Component data from apps and pages:
>>>

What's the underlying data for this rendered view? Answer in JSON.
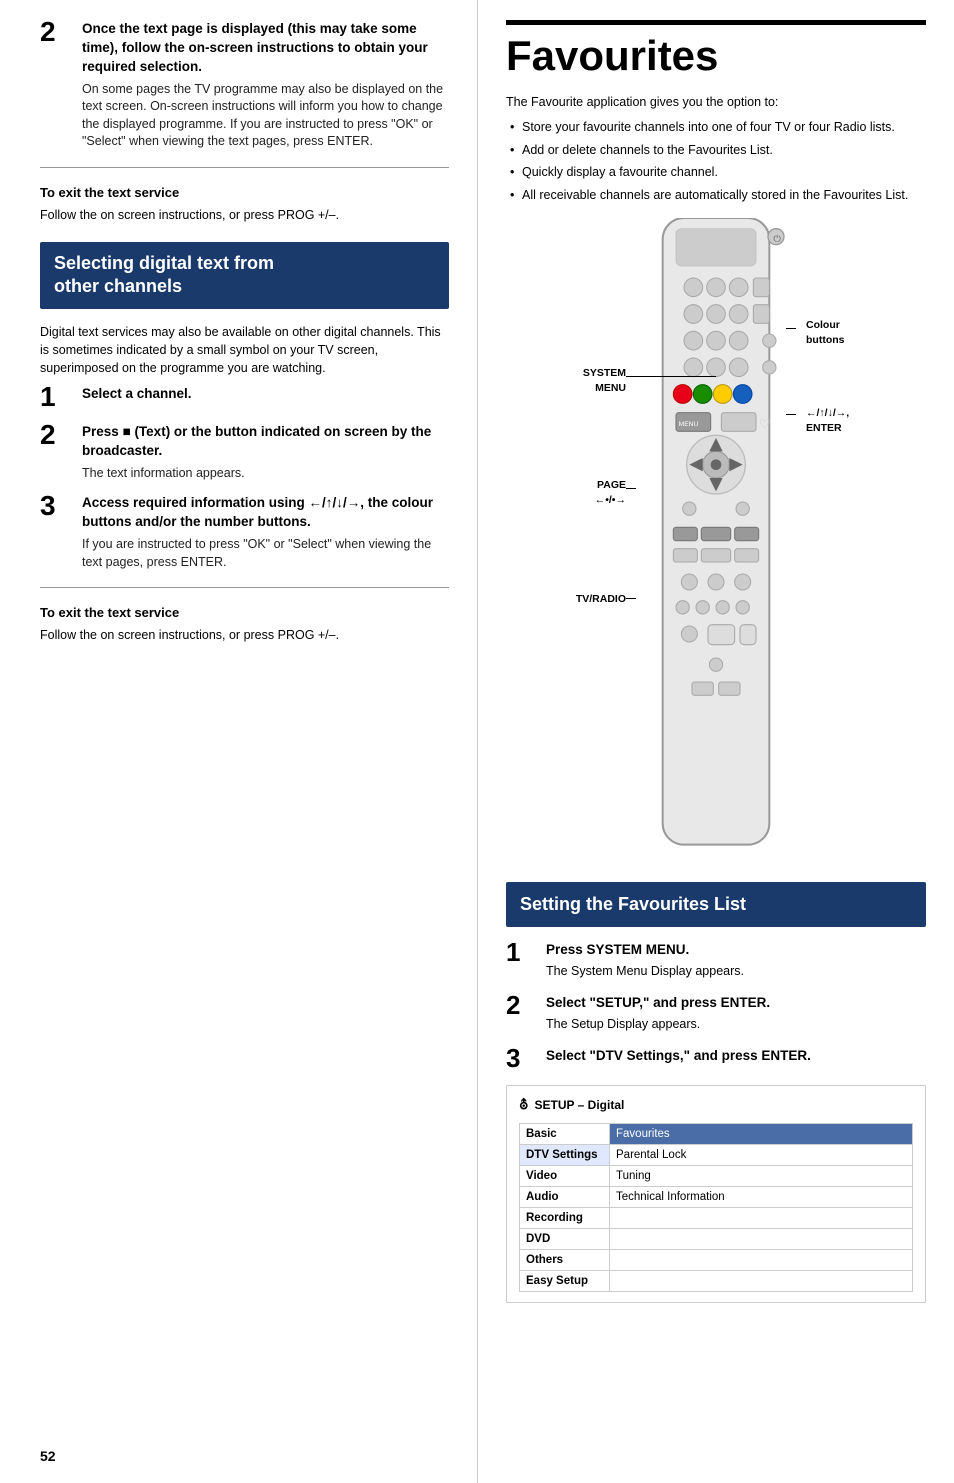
{
  "page": {
    "number": "52",
    "left": {
      "step2": {
        "num": "2",
        "bold": "Once the text page is displayed (this may take some time), follow the on-screen instructions to obtain your required selection.",
        "normal": "On some pages the TV programme may also be displayed on the text screen. On-screen instructions will inform you how to change the displayed programme. If you are instructed to press \"OK\" or \"Select\" when viewing the text pages, press ENTER."
      },
      "exit1_heading": "To exit the text service",
      "exit1_text": "Follow the on screen instructions, or press PROG +/–.",
      "section_title_line1": "Selecting digital text from",
      "section_title_line2": "other channels",
      "section_para": "Digital text services may also be available on other digital channels. This is sometimes indicated by a small symbol on your TV screen, superimposed on the programme you are watching.",
      "step1_select": {
        "num": "1",
        "bold": "Select a channel."
      },
      "step2_press": {
        "num": "2",
        "bold": "Press  (Text) or the button indicated on screen by the broadcaster.",
        "normal": "The text information appears."
      },
      "step3_access": {
        "num": "3",
        "bold": "Access required information using ←/↑/↓/→, the colour buttons and/or the number buttons.",
        "normal": "If you are instructed to press \"OK\" or \"Select\" when viewing the text pages, press ENTER."
      },
      "exit2_heading": "To exit the text service",
      "exit2_text": "Follow the on screen instructions, or press PROG +/–."
    },
    "right": {
      "fav_title": "Favourites",
      "fav_intro": "The Favourite application gives you the option to:",
      "fav_bullets": [
        "Store your favourite channels into one of four TV or four Radio lists.",
        "Add or delete channels to the Favourites List.",
        "Quickly display a favourite channel.",
        "All receivable channels are automatically stored in the Favourites List."
      ],
      "remote_labels": {
        "system_menu": "SYSTEM\nMENU",
        "page": "PAGE\n←•/•→",
        "tv_radio": "TV/RADIO",
        "colour_buttons": "Colour\nbuttons",
        "enter": "←/↑/↓/→,\nENTER"
      },
      "fav_list_section_title": "Setting the Favourites List",
      "step1_press": {
        "num": "1",
        "bold": "Press SYSTEM MENU.",
        "normal": "The System Menu Display appears."
      },
      "step2_select": {
        "num": "2",
        "bold": "Select \"SETUP,\" and press ENTER.",
        "normal": "The Setup Display appears."
      },
      "step3_dtv": {
        "num": "3",
        "bold": "Select \"DTV Settings,\" and press ENTER."
      },
      "setup_header": "SETUP – Digital",
      "setup_table": {
        "left_col": [
          "Basic",
          "DTV Settings",
          "Video",
          "Audio",
          "Recording",
          "DVD",
          "Others",
          "Easy Setup"
        ],
        "right_col": [
          "Favourites",
          "Parental Lock",
          "Tuning",
          "Technical Information",
          "",
          "",
          "",
          ""
        ]
      }
    }
  }
}
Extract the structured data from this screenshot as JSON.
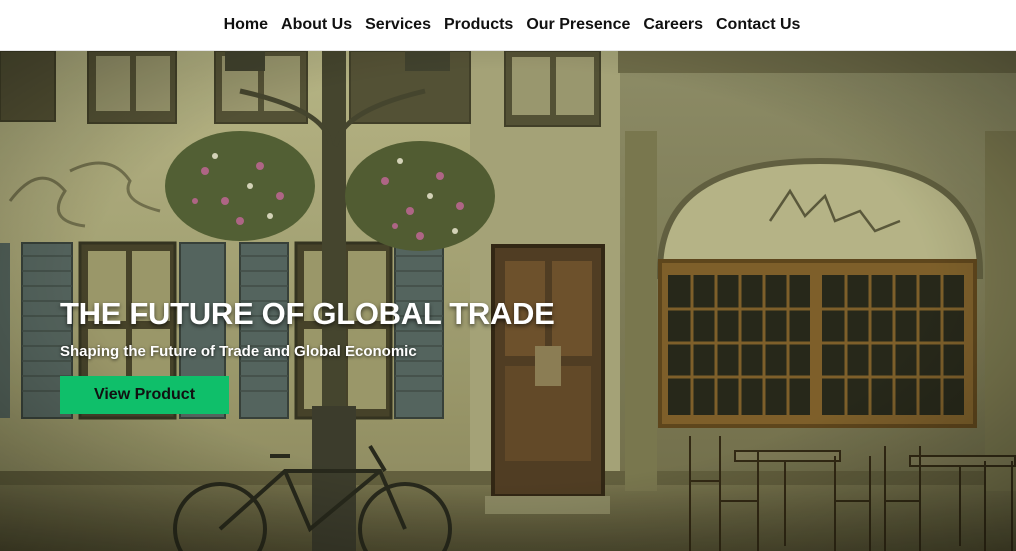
{
  "nav": {
    "items": [
      {
        "label": "Home"
      },
      {
        "label": "About Us"
      },
      {
        "label": "Services"
      },
      {
        "label": "Products"
      },
      {
        "label": "Our Presence"
      },
      {
        "label": "Careers"
      },
      {
        "label": "Contact Us"
      }
    ]
  },
  "hero": {
    "title": "THE FUTURE OF GLOBAL TRADE",
    "subtitle": "Shaping the Future of Trade and Global Economic",
    "button_label": "View Product",
    "button_color": "#0fbf6a",
    "background": "street-cafe-photo"
  }
}
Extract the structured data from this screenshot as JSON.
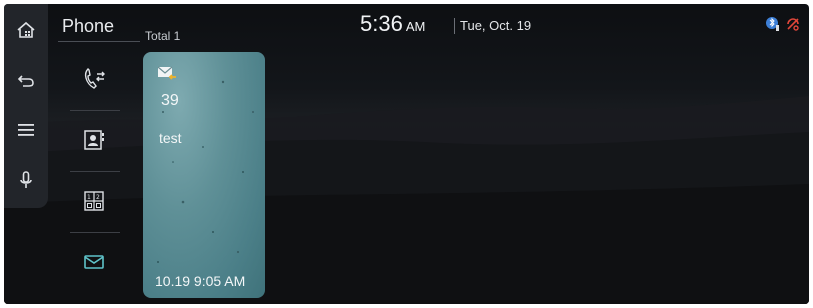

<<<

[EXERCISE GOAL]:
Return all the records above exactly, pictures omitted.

[ANSWER FOR THE TASK]:
What's the underlying data for this rendered view? Answer in JSON.
{
  "page": {
    "number": "52",
    "left": {
      "step2": {
        "num": "2",
        "bold": "Once the text page is displayed (this may take some time), follow the on-screen instructions to obtain your required selection.",
        "normal": "On some pages the TV programme may also be displayed on the text screen. On-screen instructions will inform you how to change the displayed programme. If you are instructed to press \"OK\" or \"Select\" when viewing the text pages, press ENTER."
      },
      "exit1_heading": "To exit the text service",
      "exit1_text": "Follow the on screen instructions, or press PROG +/–.",
      "section_title_line1": "Selecting digital text from",
      "section_title_line2": "other channels",
      "section_para": "Digital text services may also be available on other digital channels. This is sometimes indicated by a small symbol on your TV screen, superimposed on the programme you are watching.",
      "step1_select": {
        "num": "1",
        "bold": "Select a channel."
      },
      "step2_press": {
        "num": "2",
        "bold": "Press  (Text) or the button indicated on screen by the broadcaster.",
        "normal": "The text information appears."
      },
      "step3_access": {
        "num": "3",
        "bold": "Access required information using ←/↑/↓/→, the colour buttons and/or the number buttons.",
        "normal": "If you are instructed to press \"OK\" or \"Select\" when viewing the text pages, press ENTER."
      },
      "exit2_heading": "To exit the text service",
      "exit2_text": "Follow the on screen instructions, or press PROG +/–."
    },
    "right": {
      "fav_title": "Favourites",
      "fav_intro": "The Favourite application gives you the option to:",
      "fav_bullets": [
        "Store your favourite channels into one of four TV or four Radio lists.",
        "Add or delete channels to the Favourites List.",
        "Quickly display a favourite channel.",
        "All receivable channels are automatically stored in the Favourites List."
      ],
      "remote_labels": {
        "system_menu": "SYSTEM\nMENU",
        "page": "PAGE\n←•/•→",
        "tv_radio": "TV/RADIO",
        "colour_buttons": "Colour\nbuttons",
        "enter": "←/↑/↓/→,\nENTER"
      },
      "fav_list_section_title": "Setting the Favourites List",
      "step1_press": {
        "num": "1",
        "bold": "Press SYSTEM MENU.",
        "normal": "The System Menu Display appears."
      },
      "step2_select": {
        "num": "2",
        "bold": "Select \"SETUP,\" and press ENTER.",
        "normal": "The Setup Display appears."
      },
      "step3_dtv": {
        "num": "3",
        "bold": "Select \"DTV Settings,\" and press ENTER."
      },
      "setup_header": "SETUP – Digital",
      "setup_table": {
        "left_col": [
          "Basic",
          "DTV Settings",
          "Video",
          "Audio",
          "Recording",
          "DVD",
          "Others",
          "Easy Setup"
        ],
        "right_col": [
          "Favourites",
          "Parental Lock",
          "Tuning",
          "Technical Information",
          "",
          "",
          "",
          ""
        ]
      }
    }
  }
}
Extract the structured data from this screenshot as JSON.
{
  "nav": {
    "items": [
      {
        "label": "Home"
      },
      {
        "label": "About Us"
      },
      {
        "label": "Services"
      },
      {
        "label": "Products"
      },
      {
        "label": "Our Presence"
      },
      {
        "label": "Careers"
      },
      {
        "label": "Contact Us"
      }
    ]
  },
  "hero": {
    "title": "THE FUTURE OF GLOBAL TRADE",
    "subtitle": "Shaping the Future of Trade and Global Economic",
    "button_label": "View Product",
    "button_color": "#0fbf6a",
    "background": "street-cafe-photo"
  }
}
Extract the structured data from this screenshot as JSON.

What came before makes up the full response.